Small paper bag , stick it out the window (if Cessna) very rear , (If Piper) , the little pocket window , either way as far out as possible , and poke it with your thumb . It will suck the bag empty . Don't attempt to fill the bag out doors . That is the hard part if you forget before preparing . Ya mess up there , you'll be wearing the person your burying . How would I know ?
 

Tiger Tim

Well-Known Member
Joined
Apr 26, 2013
Messages
3,979
Location
Thunder Bay
To expand on the success, here’s what we came up with:

A fifteen foot long, four inch wide streamer was made out of ripstop nylon and laid out on the hangar floor. About three tablespoons of ashes were carefully laid out along the centre of the trailing end of the streamer, then the edges folded over and the whole thing rolled up save for the last eighteen inches at the airplane end and a rubber band put around the bundle. The free end was zip tied to a cabane strut (we were using a biplane) and the front seat passenger held onto it. During the flyby the package was held into the airstream and released, rubber band and all.

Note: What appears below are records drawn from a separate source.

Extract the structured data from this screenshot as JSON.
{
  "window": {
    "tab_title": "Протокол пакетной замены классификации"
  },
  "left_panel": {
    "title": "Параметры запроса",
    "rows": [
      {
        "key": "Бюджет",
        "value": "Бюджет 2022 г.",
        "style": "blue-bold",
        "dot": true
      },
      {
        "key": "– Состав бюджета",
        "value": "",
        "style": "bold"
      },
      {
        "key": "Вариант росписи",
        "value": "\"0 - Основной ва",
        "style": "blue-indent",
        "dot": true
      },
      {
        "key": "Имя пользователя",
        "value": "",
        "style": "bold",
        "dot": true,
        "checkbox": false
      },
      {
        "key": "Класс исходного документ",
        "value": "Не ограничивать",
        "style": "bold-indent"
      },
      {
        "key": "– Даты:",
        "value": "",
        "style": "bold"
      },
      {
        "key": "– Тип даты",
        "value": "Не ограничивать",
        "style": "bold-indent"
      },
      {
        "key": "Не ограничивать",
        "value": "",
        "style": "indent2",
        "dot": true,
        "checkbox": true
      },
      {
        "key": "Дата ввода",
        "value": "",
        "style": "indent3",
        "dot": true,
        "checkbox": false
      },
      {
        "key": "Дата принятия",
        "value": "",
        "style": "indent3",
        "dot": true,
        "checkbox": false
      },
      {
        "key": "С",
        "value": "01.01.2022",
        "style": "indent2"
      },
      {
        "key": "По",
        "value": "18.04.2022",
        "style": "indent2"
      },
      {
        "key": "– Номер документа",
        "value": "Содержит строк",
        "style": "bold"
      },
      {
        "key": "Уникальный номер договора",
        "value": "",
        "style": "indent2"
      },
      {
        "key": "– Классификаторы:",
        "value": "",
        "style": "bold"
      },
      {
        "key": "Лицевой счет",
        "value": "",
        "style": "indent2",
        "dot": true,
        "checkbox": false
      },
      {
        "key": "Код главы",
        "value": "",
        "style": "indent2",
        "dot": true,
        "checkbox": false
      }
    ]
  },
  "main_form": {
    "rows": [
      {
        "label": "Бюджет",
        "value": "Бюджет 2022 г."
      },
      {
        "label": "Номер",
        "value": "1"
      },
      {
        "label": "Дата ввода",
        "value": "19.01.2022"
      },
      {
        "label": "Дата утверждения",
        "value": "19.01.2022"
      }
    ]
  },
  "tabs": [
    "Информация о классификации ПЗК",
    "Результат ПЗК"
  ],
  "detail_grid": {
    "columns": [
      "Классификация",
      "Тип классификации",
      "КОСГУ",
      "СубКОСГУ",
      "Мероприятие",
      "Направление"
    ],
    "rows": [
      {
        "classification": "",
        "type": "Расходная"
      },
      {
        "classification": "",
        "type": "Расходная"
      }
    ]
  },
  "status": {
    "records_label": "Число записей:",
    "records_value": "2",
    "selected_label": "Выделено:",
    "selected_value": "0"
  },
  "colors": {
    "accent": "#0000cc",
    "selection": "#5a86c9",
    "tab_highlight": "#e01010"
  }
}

It unfurls quickly and when the end is reached, all the way out under the tail, the ashes are released in a little puff visible from the ground.
 

Woofbite

Member
Joined
Sep 15, 2010
Messages
20
Location
Forest lake MN, washington
Having had lots of experience throwing (and accidentally dropping) things out of helicopters, I can tell you there is no graceful way to do it. The best way is some kind of container that holds the "cremains" until well below the aircraft slipstream, then dumps them all at once gives the best visual results for watchers on the ground (video?). But, if a loved one is with you in the plane, results will be much less than the romantic ideal. I would strongly discourage anyone asking me to do this.

I recently attended the scattering of 3 of my wife's deceased family member's ashes from a boat. The legal requirement was that anything that went into the water had to be biodegradable. They actually sell so-called "urns" that are made out of the same material as old-fashioned egg cartons.

The actual "launching" of these urns from the boat was a touching final tribute, till one of them turned end up (like the Titanic) and plummeted below the surface while the other 2 floated gracefully away. But, behind the scenes and before the rest of the family got there, we had to load the "cremains" into these paper-mache' urns. My wife was in tears as we resorted to "sweeping up" the last little bit left on the counter top.
ouch
 

cluttonfred

Well-Known Member
HBA Supporter
Joined
Feb 13, 2010
Messages
8,626
Location
World traveler
There ought to be some sort of standard design for a cardboard or papier-mâché "bomb" with a little sand in the nose for this purpose. You drop it from a wing strut or out the window and it falls about 100 feet until the unrolling string runs out and then pulls the packet of ashes out of the tube in one quick puff. Keep the string light and weak enough that it's not a hazard if it does get caught on the tail.
 

DanH

Well-Known Member
Joined
May 20, 2019
Messages
53
Human cremains weigh between four and eight pounds. 120 knot dynamic pressure at low altitude is nearly 50 lbs/sq ft. Why take halfway measures? Anyone who can call themselves an airplane builder can put together a dedicated cremains spreader.
 

cluttonfred

Well-Known Member
HBA Supporter
Joined
Feb 13, 2010
Messages
8,626
Location
World traveler
Here's another idea...a free-fall "bomb" consisting of two shells of papier-mâché with a simple mechanical "fuse" (rubber band powered or perhaps a little propeller turbine) in the nose that allows the two halves to split after a few seconds delay. Everything could still be natural and biodegradable.
 
Top